2) Noisy anti-Trumpism is mostly incompatible with holding elected office as a Republican. The American Renewal letter signatures look like the roster of a political reunion for the Class of '95. In addition to two-time Massachusetts Gov. Weld, there's former New Jersey Gov. Christine Todd Whitman, former California Rep. Tom Campbell, former Minnesota Gov. Arne Carlson, former Oklahoma Rep. Mickey Edwards, former Maryland Rep. Wayne Gilchrest, and dozens of others unburdened by the need to win reelection from the modern Republican electorate.
Of the vanishingly few current office-holders on the list, they tend to share a rare characteristic: recent defection from the GOP. Jim Hendren was the Republican majority leader of the Arkansas Senate until this January, when, disgusted by the Capitol riot, he stepped down from leadership, and then the next month left the party altogether. And California State Assemblyman Chad Mayes, the former Republican minority leader, left the party in late 2019 after drawing fire for his criticisms of Trump.
Prior to his departure, Mayes engaged in the kind of Third Way/No Labels activity common among many signatories of the American Renewal letter. From his Wikipedia page:
In January 2018, Mayes formed "New Way California," aiming to broaden the appeal of the Republican Party by advocating for "individual freedom, shared responsibility, educational excellence, environmental stewardship, efficient government and an open economy." The group has been publicly supported by former governor Arnold Schwarzenegger, and both Mayes and Schwarzenegger – along with Ohio governor John Kasich – headlined the group's inaugural summit in Los Angeles on March 21….The summit was criticized by some in the California Republican Party, including former chairman Ron Nehring, who described them as "elites talking down to grassroots voters."
As an independent and non-fan of Trump, I share the Renewalists' embarrassment at mainstream GOP fear of crossing Trump voters. Yet that is the world we live in. If you want to hold office as a Republican, and spend any measurable amount of time criticizing the former president, you better have a safe seat, stature, and bank vaults full of cash. Even then, you're going to get booed.

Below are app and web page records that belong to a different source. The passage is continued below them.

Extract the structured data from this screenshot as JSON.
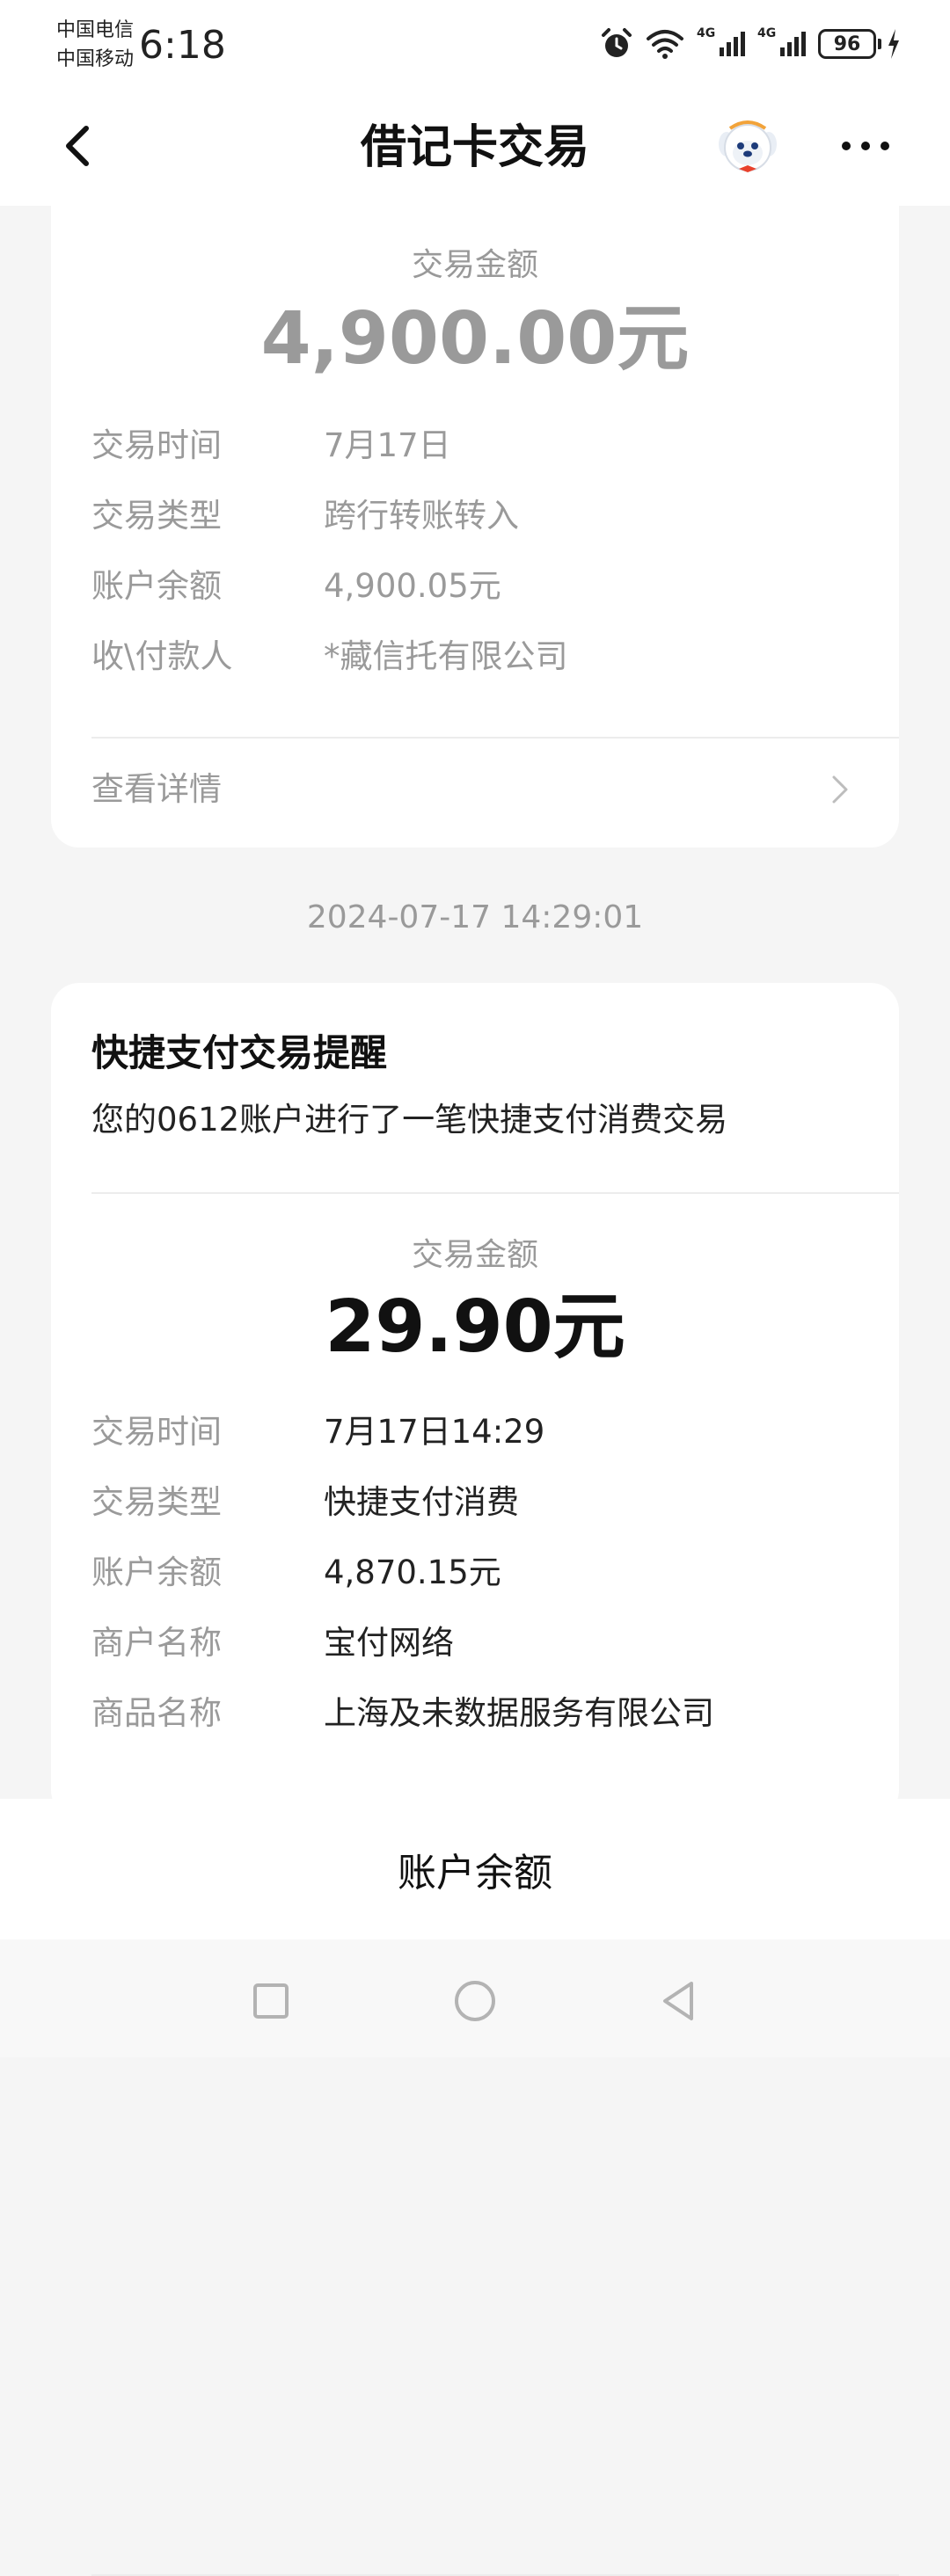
{
  "status_bar": {
    "carrier_1": "中国电信",
    "carrier_2": "中国移动",
    "time": "6:18",
    "signal_1_label": "4G",
    "signal_2_label": "4G",
    "battery": "96"
  },
  "nav": {
    "title": "借记卡交易"
  },
  "card1": {
    "amount_label": "交易金额",
    "amount": "4,900.00元",
    "rows": [
      {
        "key": "交易时间",
        "value": "7月17日"
      },
      {
        "key": "交易类型",
        "value": "跨行转账转入"
      },
      {
        "key": "账户余额",
        "value": "4,900.05元"
      },
      {
        "key": "收\\付款人",
        "value": "*藏信托有限公司"
      }
    ],
    "detail_label": "查看详情"
  },
  "timestamp": "2024-07-17 14:29:01",
  "card2": {
    "title": "快捷支付交易提醒",
    "description": "您的0612账户进行了一笔快捷支付消费交易",
    "amount_label": "交易金额",
    "amount": "29.90元",
    "rows": [
      {
        "key": "交易时间",
        "value": "7月17日14:29"
      },
      {
        "key": "交易类型",
        "value": "快捷支付消费"
      },
      {
        "key": "账户余额",
        "value": "4,870.15元"
      },
      {
        "key": "商户名称",
        "value": "宝付网络"
      },
      {
        "key": "商品名称",
        "value": "上海及未数据服务有限公司"
      }
    ]
  },
  "bottom_action": {
    "label": "账户余额"
  },
  "icons": {
    "back": "back-arrow-icon",
    "mascot": "assistant-mascot-icon",
    "more": "more-dots-icon",
    "chevron": "chevron-right-icon",
    "alarm": "alarm-icon",
    "wifi": "wifi-icon",
    "recent": "square-icon",
    "home": "circle-icon",
    "back_nav": "triangle-back-icon"
  },
  "colors": {
    "muted_text": "#9a9a9a",
    "strong_text": "#111111",
    "background": "#f5f5f5"
  }
}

3) At a time of intense negative polarization, centrist scolds are popular mostly in limited corners of the media, and among opportunistic anti-Trump partisans. See: Jeff Flake, Howard Schultz, John Kasich, etc.
Arguably the most successful anti-Trump centrist initiative, at least as measured by revenue and media reach, has been The Lincoln Project, a political action committee of former GOP political operatives that raised scores of millions of dollars from Democrats to run anti-Trump ads in 2020. The project has been dogged by all kinds of scandal and controversy, particularly after the election was safely delivered to Biden.
Three of the American Renewal signatories—George Conway, Jennifer Horn, and Mike Madrid—were co-founders of The Lincoln Project; former Michigan GOP executive Jeff Timmer, too, has been a key member. Evan McMullin's most likely path to success lies less in the direction of dreary third-party construction, and more in a Lincoln Project-style initiative to raise money and make noise about the Republican Party's regnant Trumpism.
But there's an obstacle on that road, too. America's high alert about Trump has nowhere to go but down. The man is not the president, he is not going to be the president, and most people worried about such have moved on with their lives. Sure, I would love to see a GOP that explicitly rejects its most internally popular figure, just as I would love to see a Democratic Party worried about the national debt. In either case, the short-term chances of that happening are the same: slim, none, and fat.